PHILADELPHIA - If it's true that politics is show, then there's plenty of opportunity for an ideological Odd Couple to join in the act.
Arianna Huffington, a syndicated columnist formerly known as a conservative Republican, and Al Franken, a liberal political satirist, have teamed up to offer commentary and witticisms at Ms. Huffington's "Shadow Convention,'' billed as a reform-minded alternative to the Republican and Democratic national conventions.
While the two may seem like an improbable fit, they deliver their shtick with ease and enjoyment, offering a contrast in looks and style. He arrived on time for a luncheon yesterday, still buttoning his shirt and looking disheveled; she entered late with hair perfectly coiffed and flawless make-up.
Ms. Huffington, once a darling of the right-wing, has shed ties to former House Speaker Newt Gingrich and former husband Michael Huffington, who spent $30 million on a failed 1994 bid to unseat Sen. Dianne Feinstein (D., Calif.).

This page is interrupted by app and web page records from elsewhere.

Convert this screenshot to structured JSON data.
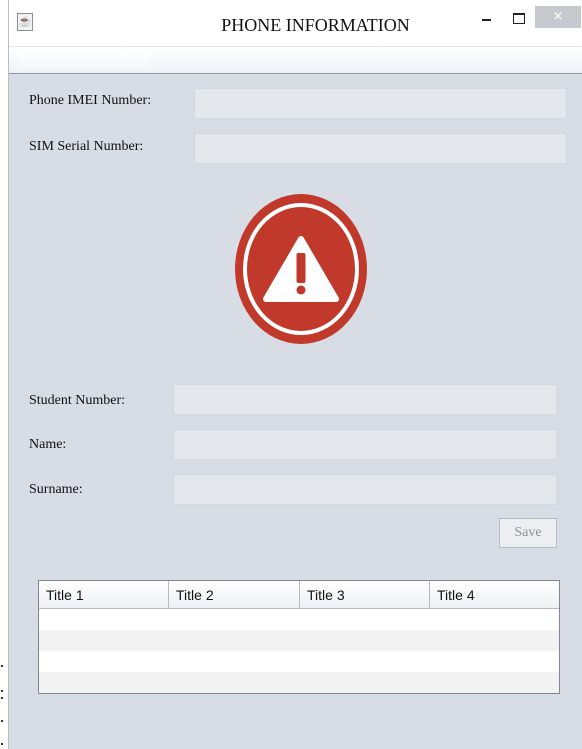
{
  "window": {
    "title": "PHONE INFORMATION",
    "close_glyph": "×"
  },
  "form": {
    "imei_label": "Phone IMEI Number:",
    "imei_value": "",
    "sim_label": "SIM Serial Number:",
    "sim_value": "",
    "student_label": "Student Number:",
    "student_value": "",
    "name_label": "Name:",
    "name_value": "",
    "surname_label": "Surname:",
    "surname_value": ""
  },
  "warning": {
    "icon": "warning-icon",
    "color": "#c0392b"
  },
  "save_label": "Save",
  "table": {
    "headers": [
      "Title 1",
      "Title 2",
      "Title 3",
      "Title 4"
    ],
    "rows": [
      [
        "",
        "",
        "",
        ""
      ],
      [
        "",
        "",
        "",
        ""
      ],
      [
        "",
        "",
        "",
        ""
      ],
      [
        "",
        "",
        "",
        ""
      ]
    ]
  }
}
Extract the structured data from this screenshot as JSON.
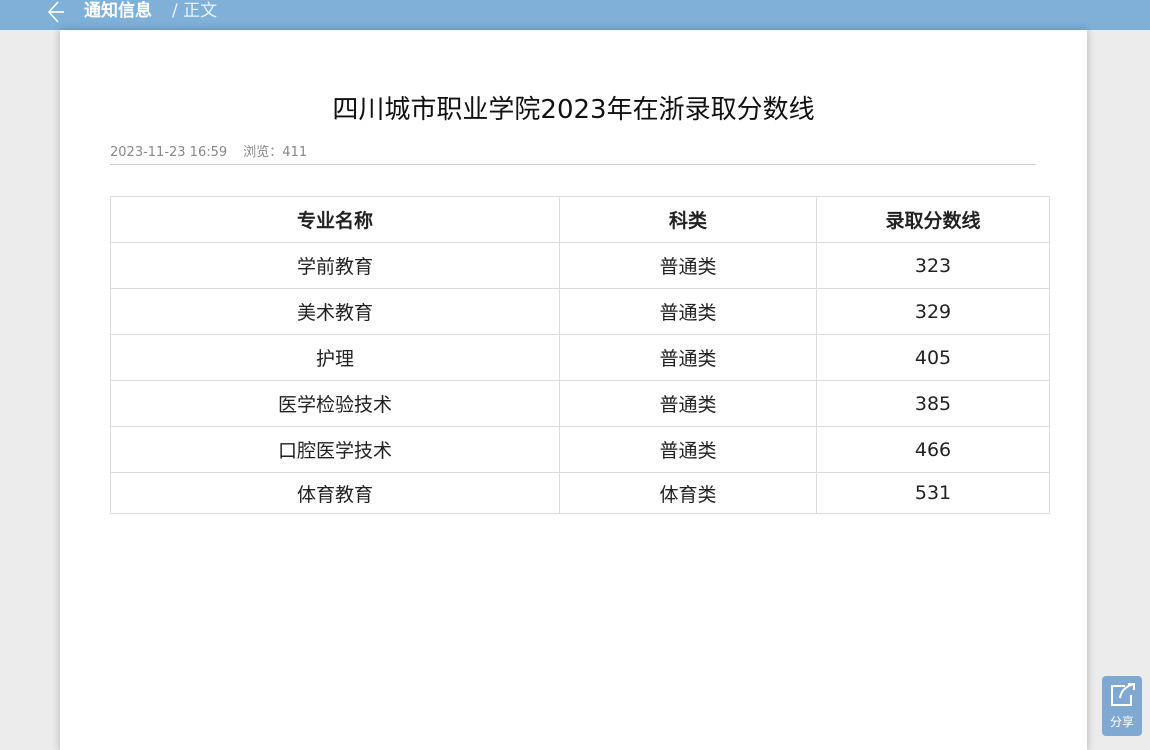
{
  "header": {
    "breadcrumb_main": "通知信息",
    "breadcrumb_current": "/ 正文",
    "bar_color": "#7fb0d8"
  },
  "article": {
    "title": "四川城市职业学院2023年在浙录取分数线",
    "date": "2023-11-23 16:59",
    "views": "浏览：411"
  },
  "table": {
    "headers": [
      "专业名称",
      "科类",
      "录取分数线"
    ],
    "rows": [
      [
        "学前教育",
        "普通类",
        "323"
      ],
      [
        "美术教育",
        "普通类",
        "329"
      ],
      [
        "护理",
        "普通类",
        "405"
      ],
      [
        "医学检验技术",
        "普通类",
        "385"
      ],
      [
        "口腔医学技术",
        "普通类",
        "466"
      ],
      [
        "体育教育",
        "体育类",
        "531"
      ]
    ]
  },
  "share": {
    "label": "分享",
    "icon": "share-icon"
  }
}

Ms. Huffington is now a self-described "recovering Republican.''
"You never fully recover,'' quipped Mr. Franken, who jokingly attributes his sidekick's evolving ideology to her association with him. "It's one day at a time.''

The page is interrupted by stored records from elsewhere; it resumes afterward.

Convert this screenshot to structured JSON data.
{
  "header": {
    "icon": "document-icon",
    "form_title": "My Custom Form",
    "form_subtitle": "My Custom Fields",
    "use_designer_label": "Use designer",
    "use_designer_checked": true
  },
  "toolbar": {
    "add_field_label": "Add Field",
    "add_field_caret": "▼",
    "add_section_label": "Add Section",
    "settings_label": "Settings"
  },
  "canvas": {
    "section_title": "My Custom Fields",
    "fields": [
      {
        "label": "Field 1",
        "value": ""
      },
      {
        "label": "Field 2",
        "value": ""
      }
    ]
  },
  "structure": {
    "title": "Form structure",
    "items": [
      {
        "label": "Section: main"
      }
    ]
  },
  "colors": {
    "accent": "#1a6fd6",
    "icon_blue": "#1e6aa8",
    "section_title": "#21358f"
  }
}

He makes no apologies for his anti-Republican leanings. "He's a shill for Gore,'' Ms. Huffington interjected.
But Mr. Franken refused to bite. "I'm a shill for Gore,'' he agreed. "I'm a shill for whoever the Democrat is.''

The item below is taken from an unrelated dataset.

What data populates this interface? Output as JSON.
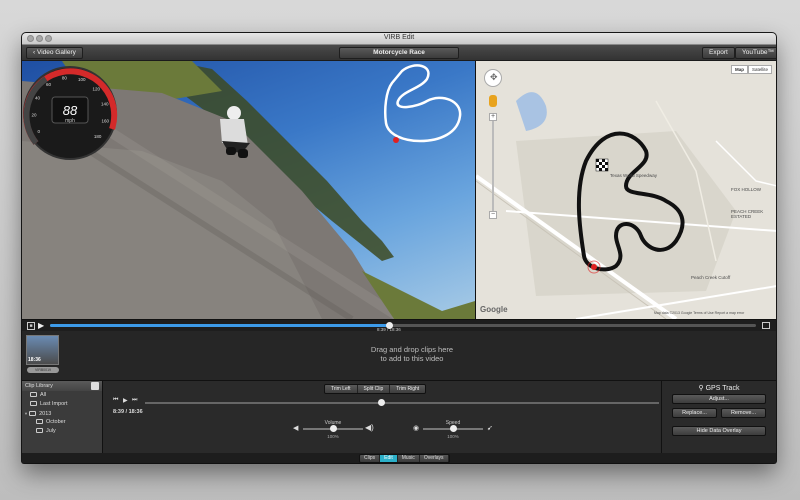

Ms. Huffington articulately expounded on the philosophy behind her Shadow Convention, sponsored by Common Cause and Public Campaign. She's promoting three reform-oriented, even liberal themes: Campaign finance reform to diminish the corrupting influence of money on politics, "living" wages high enough to curb poverty, and drug sentencing reform to emphasize treatment. "You need a movement from outside pushing the two parties to change,'' she said.
She professed disappointment with Sen. John McCain (R., Ariz.), who became a hero to independents and reformers during the GOP presidential primaries. Mr. McCain spoke at length Sunday at the Shadow Convention about his signature issue of campaign finance reform, but never even mentioned the words Tuesday night when he addressed the Republican National Convention.
It's Mr. Franken who provides much of the comic relief.
Take the GOP's Monday night theme of "leave no child behind,'' which featured an array of gospel singers and African American politicians, including Paul Harris, a member of the Virginia state assembly who is unknown nationally. Mr. Franken dubbed it: "Leave no Republican African American officeholder behind.''